Extracted records:
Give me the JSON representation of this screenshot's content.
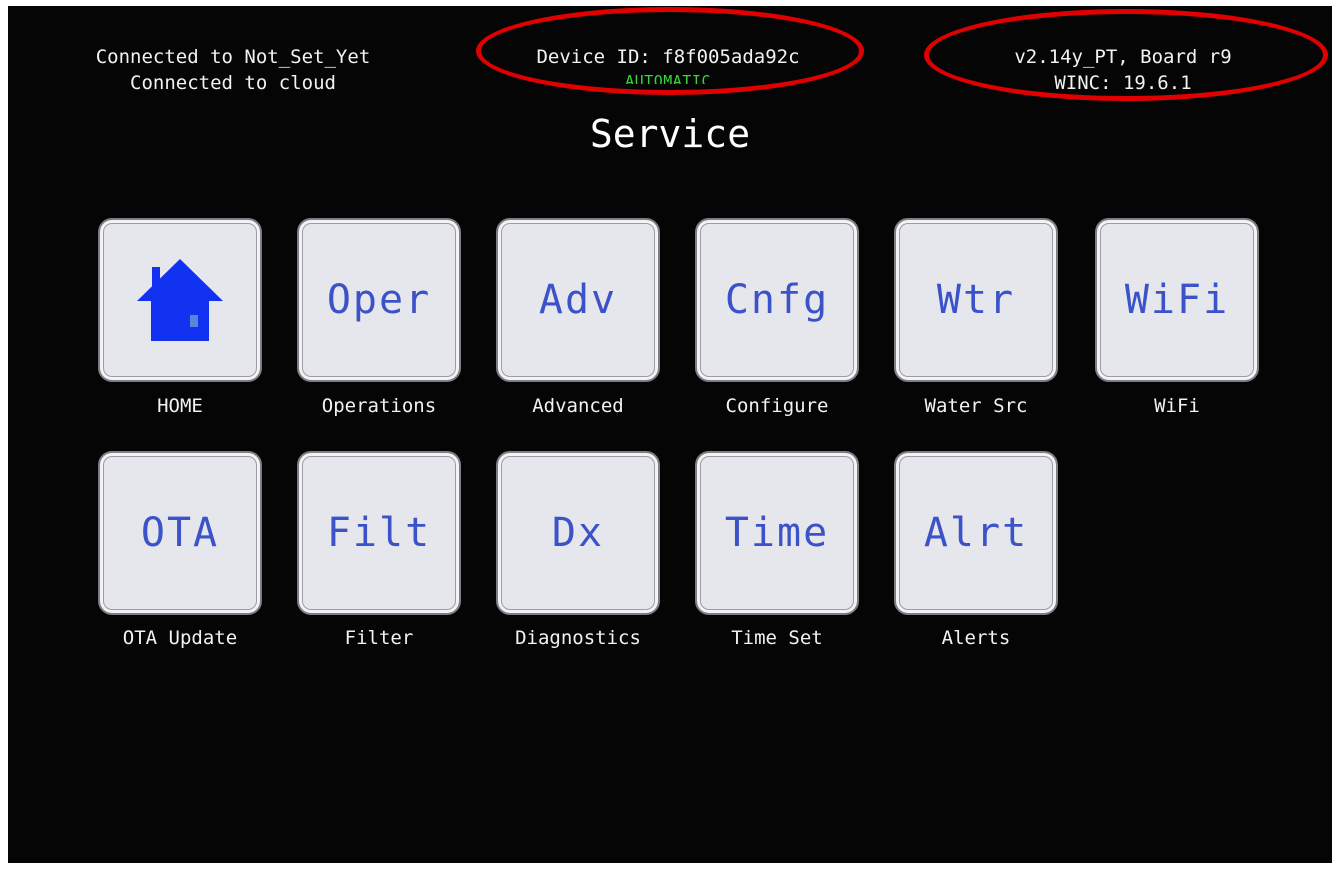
{
  "status": {
    "network_line": "Connected to Not_Set_Yet",
    "cloud_line": "Connected to cloud",
    "device_id": "Device ID: f8f005ada92c",
    "mode": "AUTOMATIC",
    "firmware": "v2.14y_PT, Board r9",
    "winc": "WINC: 19.6.1"
  },
  "screen_title": "Service",
  "annotation_color": "#e00000",
  "accent_color": "#3b52c8",
  "tiles": [
    {
      "abbr": "",
      "icon": "house-icon",
      "caption": "HOME"
    },
    {
      "abbr": "Oper",
      "caption": "Operations"
    },
    {
      "abbr": "Adv",
      "caption": "Advanced"
    },
    {
      "abbr": "Cnfg",
      "caption": "Configure"
    },
    {
      "abbr": "Wtr",
      "caption": "Water Src"
    },
    {
      "abbr": "WiFi",
      "caption": "WiFi"
    },
    {
      "abbr": "OTA",
      "caption": "OTA Update"
    },
    {
      "abbr": "Filt",
      "caption": "Filter"
    },
    {
      "abbr": "Dx",
      "caption": "Diagnostics"
    },
    {
      "abbr": "Time",
      "caption": "Time Set"
    },
    {
      "abbr": "Alrt",
      "caption": "Alerts"
    }
  ]
}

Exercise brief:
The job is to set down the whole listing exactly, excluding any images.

Exercise output:
Give me the JSON representation of this screenshot's content.
{
  "status": {
    "network_line": "Connected to Not_Set_Yet",
    "cloud_line": "Connected to cloud",
    "device_id": "Device ID: f8f005ada92c",
    "mode": "AUTOMATIC",
    "firmware": "v2.14y_PT, Board r9",
    "winc": "WINC: 19.6.1"
  },
  "screen_title": "Service",
  "annotation_color": "#e00000",
  "accent_color": "#3b52c8",
  "tiles": [
    {
      "abbr": "",
      "icon": "house-icon",
      "caption": "HOME"
    },
    {
      "abbr": "Oper",
      "caption": "Operations"
    },
    {
      "abbr": "Adv",
      "caption": "Advanced"
    },
    {
      "abbr": "Cnfg",
      "caption": "Configure"
    },
    {
      "abbr": "Wtr",
      "caption": "Water Src"
    },
    {
      "abbr": "WiFi",
      "caption": "WiFi"
    },
    {
      "abbr": "OTA",
      "caption": "OTA Update"
    },
    {
      "abbr": "Filt",
      "caption": "Filter"
    },
    {
      "abbr": "Dx",
      "caption": "Diagnostics"
    },
    {
      "abbr": "Time",
      "caption": "Time Set"
    },
    {
      "abbr": "Alrt",
      "caption": "Alerts"
    }
  ]
}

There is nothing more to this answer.